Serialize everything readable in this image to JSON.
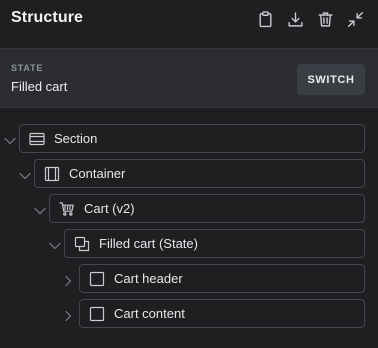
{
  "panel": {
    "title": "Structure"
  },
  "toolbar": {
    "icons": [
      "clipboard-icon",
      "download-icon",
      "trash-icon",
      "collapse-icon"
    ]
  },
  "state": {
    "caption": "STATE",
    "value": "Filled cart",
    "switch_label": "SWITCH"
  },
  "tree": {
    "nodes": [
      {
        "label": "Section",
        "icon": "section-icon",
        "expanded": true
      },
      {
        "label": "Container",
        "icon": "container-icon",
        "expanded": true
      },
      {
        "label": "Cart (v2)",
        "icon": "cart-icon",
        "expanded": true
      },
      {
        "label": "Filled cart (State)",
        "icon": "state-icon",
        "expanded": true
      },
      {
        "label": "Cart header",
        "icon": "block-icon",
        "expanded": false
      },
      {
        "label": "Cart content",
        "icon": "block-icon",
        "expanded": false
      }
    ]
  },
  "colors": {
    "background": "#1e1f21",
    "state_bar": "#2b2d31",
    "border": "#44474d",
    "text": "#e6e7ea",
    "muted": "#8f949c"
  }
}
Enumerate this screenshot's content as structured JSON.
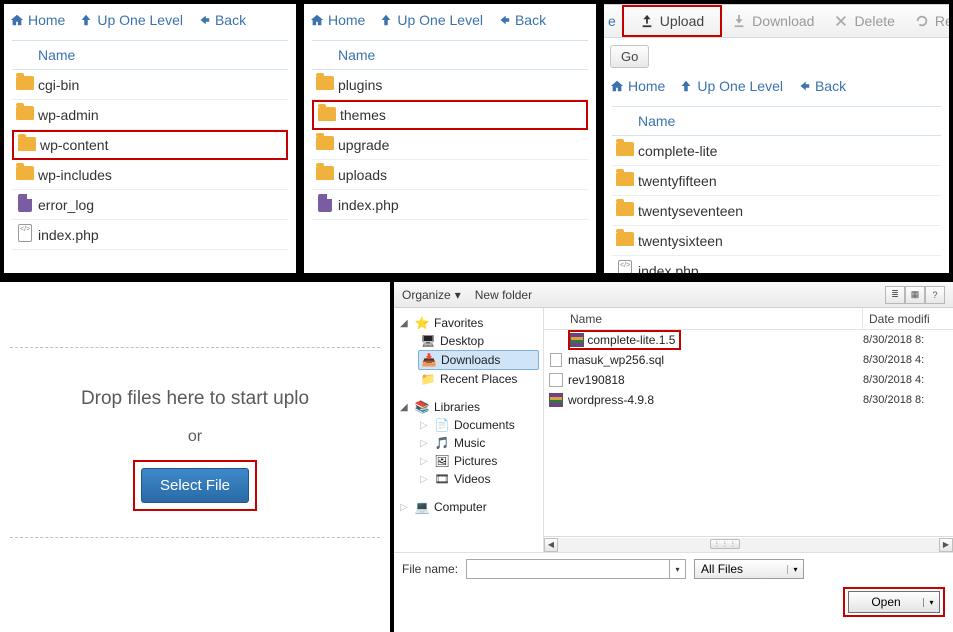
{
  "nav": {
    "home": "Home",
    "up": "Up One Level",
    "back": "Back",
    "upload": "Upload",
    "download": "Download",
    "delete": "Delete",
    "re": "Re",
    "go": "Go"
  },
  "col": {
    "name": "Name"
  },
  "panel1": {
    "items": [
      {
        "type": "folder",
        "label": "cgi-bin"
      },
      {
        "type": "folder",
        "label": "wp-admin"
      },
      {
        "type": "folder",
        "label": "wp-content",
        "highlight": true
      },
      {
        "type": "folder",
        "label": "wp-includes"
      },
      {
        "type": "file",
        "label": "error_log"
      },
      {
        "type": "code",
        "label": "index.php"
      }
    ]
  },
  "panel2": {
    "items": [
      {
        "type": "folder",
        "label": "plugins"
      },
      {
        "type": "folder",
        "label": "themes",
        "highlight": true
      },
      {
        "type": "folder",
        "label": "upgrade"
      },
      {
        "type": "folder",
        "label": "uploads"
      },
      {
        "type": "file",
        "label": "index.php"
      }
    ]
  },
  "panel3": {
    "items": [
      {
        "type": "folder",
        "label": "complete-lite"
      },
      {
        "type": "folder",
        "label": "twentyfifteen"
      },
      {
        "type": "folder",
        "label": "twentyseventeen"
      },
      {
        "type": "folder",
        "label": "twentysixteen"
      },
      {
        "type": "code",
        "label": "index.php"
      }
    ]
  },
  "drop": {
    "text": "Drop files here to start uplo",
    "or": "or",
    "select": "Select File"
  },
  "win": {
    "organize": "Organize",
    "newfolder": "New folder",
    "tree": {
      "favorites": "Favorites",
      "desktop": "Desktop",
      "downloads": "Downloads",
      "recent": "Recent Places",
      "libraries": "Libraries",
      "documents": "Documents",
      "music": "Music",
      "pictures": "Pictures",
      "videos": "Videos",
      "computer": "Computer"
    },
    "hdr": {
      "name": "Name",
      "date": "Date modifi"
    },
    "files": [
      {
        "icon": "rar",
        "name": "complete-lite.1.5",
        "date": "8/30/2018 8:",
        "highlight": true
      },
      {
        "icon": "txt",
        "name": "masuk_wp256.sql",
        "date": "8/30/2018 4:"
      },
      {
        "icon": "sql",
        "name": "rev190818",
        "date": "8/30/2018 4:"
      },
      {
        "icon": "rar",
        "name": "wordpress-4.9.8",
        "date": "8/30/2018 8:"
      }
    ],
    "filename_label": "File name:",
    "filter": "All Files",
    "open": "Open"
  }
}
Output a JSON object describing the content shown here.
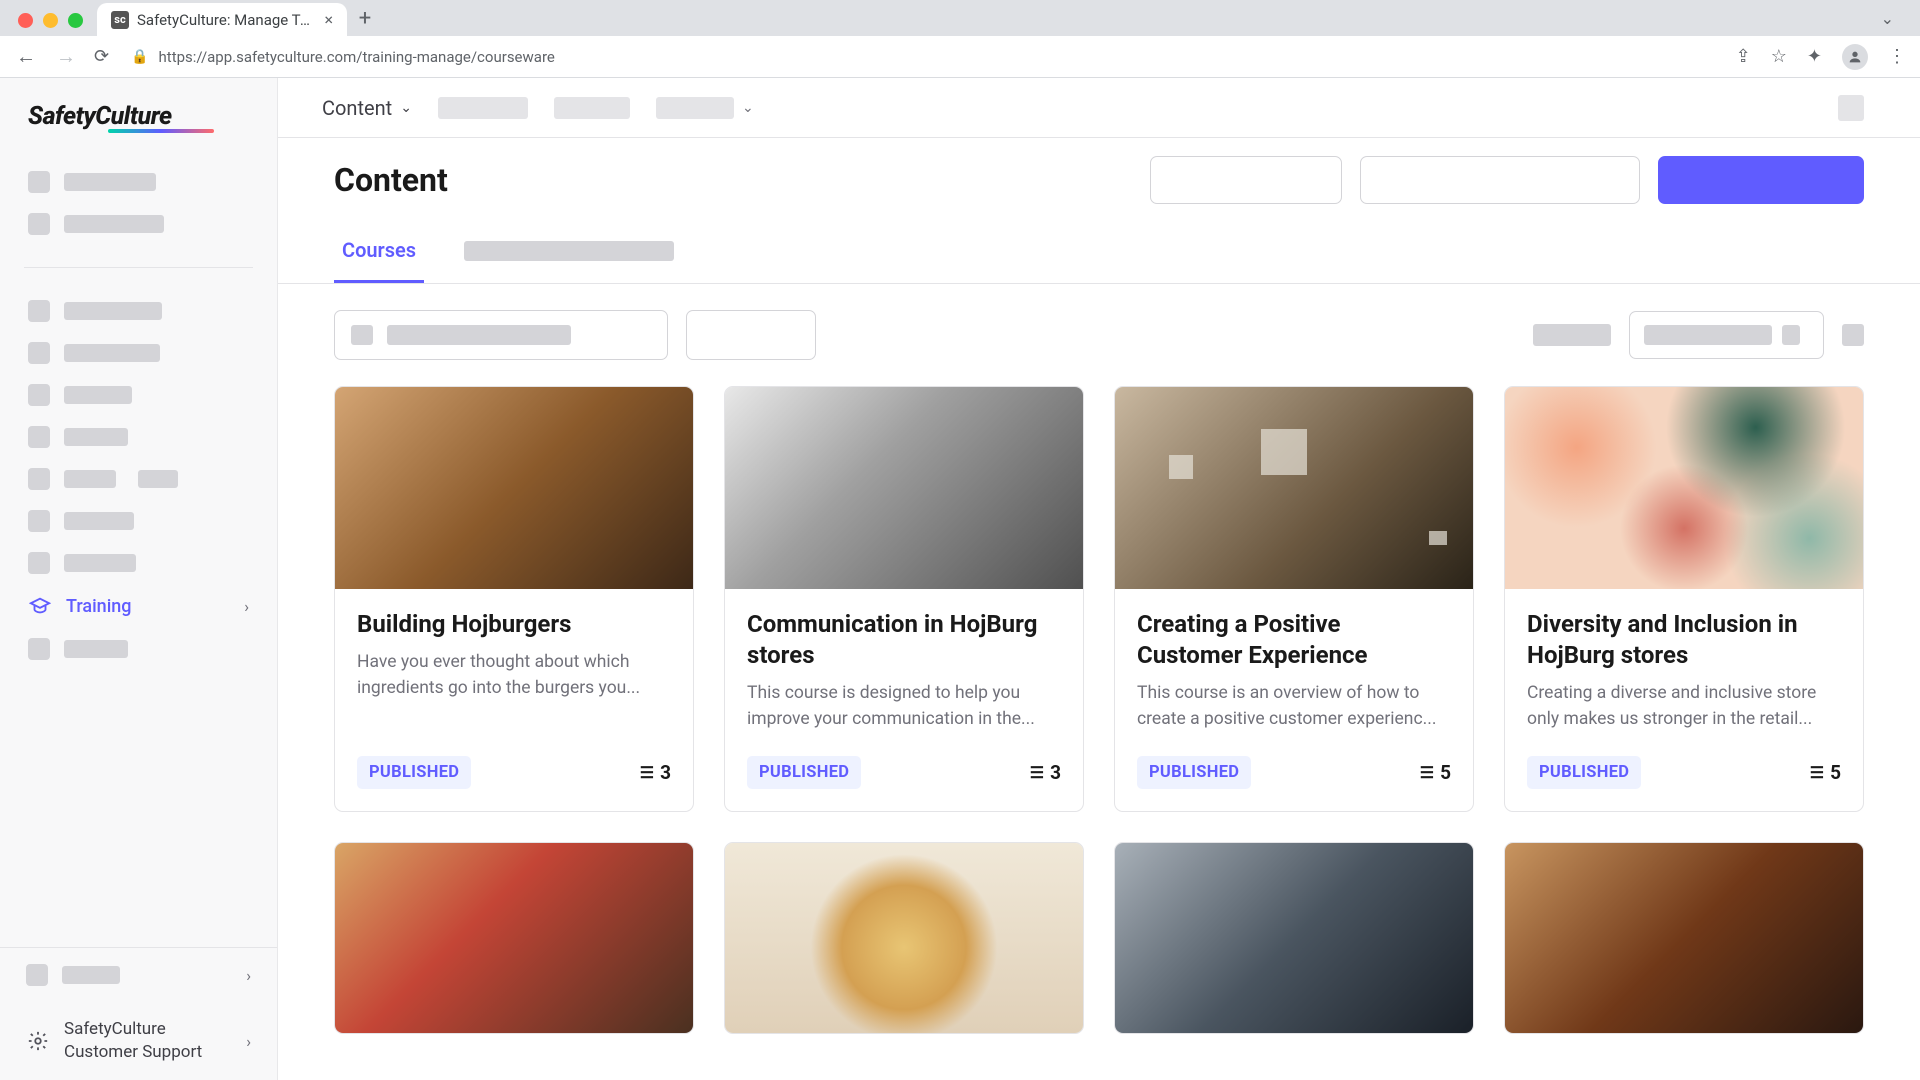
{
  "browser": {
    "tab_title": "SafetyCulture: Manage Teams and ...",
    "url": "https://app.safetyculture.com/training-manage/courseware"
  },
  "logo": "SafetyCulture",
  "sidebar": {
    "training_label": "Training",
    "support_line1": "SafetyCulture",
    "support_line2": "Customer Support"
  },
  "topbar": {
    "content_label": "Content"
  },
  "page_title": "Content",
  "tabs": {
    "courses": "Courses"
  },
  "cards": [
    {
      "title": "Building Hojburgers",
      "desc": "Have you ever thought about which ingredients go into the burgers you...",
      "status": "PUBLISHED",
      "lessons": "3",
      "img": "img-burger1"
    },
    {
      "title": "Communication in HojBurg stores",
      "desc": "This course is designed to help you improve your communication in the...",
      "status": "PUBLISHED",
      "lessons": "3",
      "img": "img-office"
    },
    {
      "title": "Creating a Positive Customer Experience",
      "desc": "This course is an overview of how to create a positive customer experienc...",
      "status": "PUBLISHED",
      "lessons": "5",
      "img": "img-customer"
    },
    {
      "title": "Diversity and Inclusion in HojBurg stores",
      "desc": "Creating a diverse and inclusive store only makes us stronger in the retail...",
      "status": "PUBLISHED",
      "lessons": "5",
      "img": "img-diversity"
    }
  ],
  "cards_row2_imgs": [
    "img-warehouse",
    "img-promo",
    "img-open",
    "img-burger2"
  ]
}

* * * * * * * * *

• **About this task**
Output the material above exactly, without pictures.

• **Solution to this exercise**
Serialize everything readable in this image to JSON.
{
  "panel": {
    "title": "Structure"
  },
  "toolbar": {
    "icons": [
      "clipboard-icon",
      "download-icon",
      "trash-icon",
      "collapse-icon"
    ]
  },
  "state": {
    "caption": "STATE",
    "value": "Filled cart",
    "switch_label": "SWITCH"
  },
  "tree": {
    "nodes": [
      {
        "label": "Section",
        "icon": "section-icon",
        "expanded": true
      },
      {
        "label": "Container",
        "icon": "container-icon",
        "expanded": true
      },
      {
        "label": "Cart (v2)",
        "icon": "cart-icon",
        "expanded": true
      },
      {
        "label": "Filled cart (State)",
        "icon": "state-icon",
        "expanded": true
      },
      {
        "label": "Cart header",
        "icon": "block-icon",
        "expanded": false
      },
      {
        "label": "Cart content",
        "icon": "block-icon",
        "expanded": false
      }
    ]
  },
  "colors": {
    "background": "#1e1f21",
    "state_bar": "#2b2d31",
    "border": "#44474d",
    "text": "#e6e7ea",
    "muted": "#8f949c"
  }
}
Enumerate this screenshot's content as structured JSON.
{
  "nav": {
    "home": "Home",
    "up": "Up One Level",
    "back": "Back",
    "upload": "Upload",
    "download": "Download",
    "delete": "Delete",
    "re": "Re",
    "go": "Go"
  },
  "col": {
    "name": "Name"
  },
  "panel1": {
    "items": [
      {
        "type": "folder",
        "label": "cgi-bin"
      },
      {
        "type": "folder",
        "label": "wp-admin"
      },
      {
        "type": "folder",
        "label": "wp-content",
        "highlight": true
      },
      {
        "type": "folder",
        "label": "wp-includes"
      },
      {
        "type": "file",
        "label": "error_log"
      },
      {
        "type": "code",
        "label": "index.php"
      }
    ]
  },
  "panel2": {
    "items": [
      {
        "type": "folder",
        "label": "plugins"
      },
      {
        "type": "folder",
        "label": "themes",
        "highlight": true
      },
      {
        "type": "folder",
        "label": "upgrade"
      },
      {
        "type": "folder",
        "label": "uploads"
      },
      {
        "type": "file",
        "label": "index.php"
      }
    ]
  },
  "panel3": {
    "items": [
      {
        "type": "folder",
        "label": "complete-lite"
      },
      {
        "type": "folder",
        "label": "twentyfifteen"
      },
      {
        "type": "folder",
        "label": "twentyseventeen"
      },
      {
        "type": "folder",
        "label": "twentysixteen"
      },
      {
        "type": "code",
        "label": "index.php"
      }
    ]
  },
  "drop": {
    "text": "Drop files here to start uplo",
    "or": "or",
    "select": "Select File"
  },
  "win": {
    "organize": "Organize",
    "newfolder": "New folder",
    "tree": {
      "favorites": "Favorites",
      "desktop": "Desktop",
      "downloads": "Downloads",
      "recent": "Recent Places",
      "libraries": "Libraries",
      "documents": "Documents",
      "music": "Music",
      "pictures": "Pictures",
      "videos": "Videos",
      "computer": "Computer"
    },
    "hdr": {
      "name": "Name",
      "date": "Date modifi"
    },
    "files": [
      {
        "icon": "rar",
        "name": "complete-lite.1.5",
        "date": "8/30/2018 8:",
        "highlight": true
      },
      {
        "icon": "txt",
        "name": "masuk_wp256.sql",
        "date": "8/30/2018 4:"
      },
      {
        "icon": "sql",
        "name": "rev190818",
        "date": "8/30/2018 4:"
      },
      {
        "icon": "rar",
        "name": "wordpress-4.9.8",
        "date": "8/30/2018 8:"
      }
    ],
    "filename_label": "File name:",
    "filter": "All Files",
    "open": "Open"
  }
}
Output a JSON object describing the content shown here.
{
  "browser": {
    "tab_title": "SafetyCulture: Manage Teams and ...",
    "url": "https://app.safetyculture.com/training-manage/courseware"
  },
  "logo": "SafetyCulture",
  "sidebar": {
    "training_label": "Training",
    "support_line1": "SafetyCulture",
    "support_line2": "Customer Support"
  },
  "topbar": {
    "content_label": "Content"
  },
  "page_title": "Content",
  "tabs": {
    "courses": "Courses"
  },
  "cards": [
    {
      "title": "Building Hojburgers",
      "desc": "Have you ever thought about which ingredients go into the burgers you...",
      "status": "PUBLISHED",
      "lessons": "3",
      "img": "img-burger1"
    },
    {
      "title": "Communication in HojBurg stores",
      "desc": "This course is designed to help you improve your communication in the...",
      "status": "PUBLISHED",
      "lessons": "3",
      "img": "img-office"
    },
    {
      "title": "Creating a Positive Customer Experience",
      "desc": "This course is an overview of how to create a positive customer experienc...",
      "status": "PUBLISHED",
      "lessons": "5",
      "img": "img-customer"
    },
    {
      "title": "Diversity and Inclusion in HojBurg stores",
      "desc": "Creating a diverse and inclusive store only makes us stronger in the retail...",
      "status": "PUBLISHED",
      "lessons": "5",
      "img": "img-diversity"
    }
  ],
  "cards_row2_imgs": [
    "img-warehouse",
    "img-promo",
    "img-open",
    "img-burger2"
  ]
}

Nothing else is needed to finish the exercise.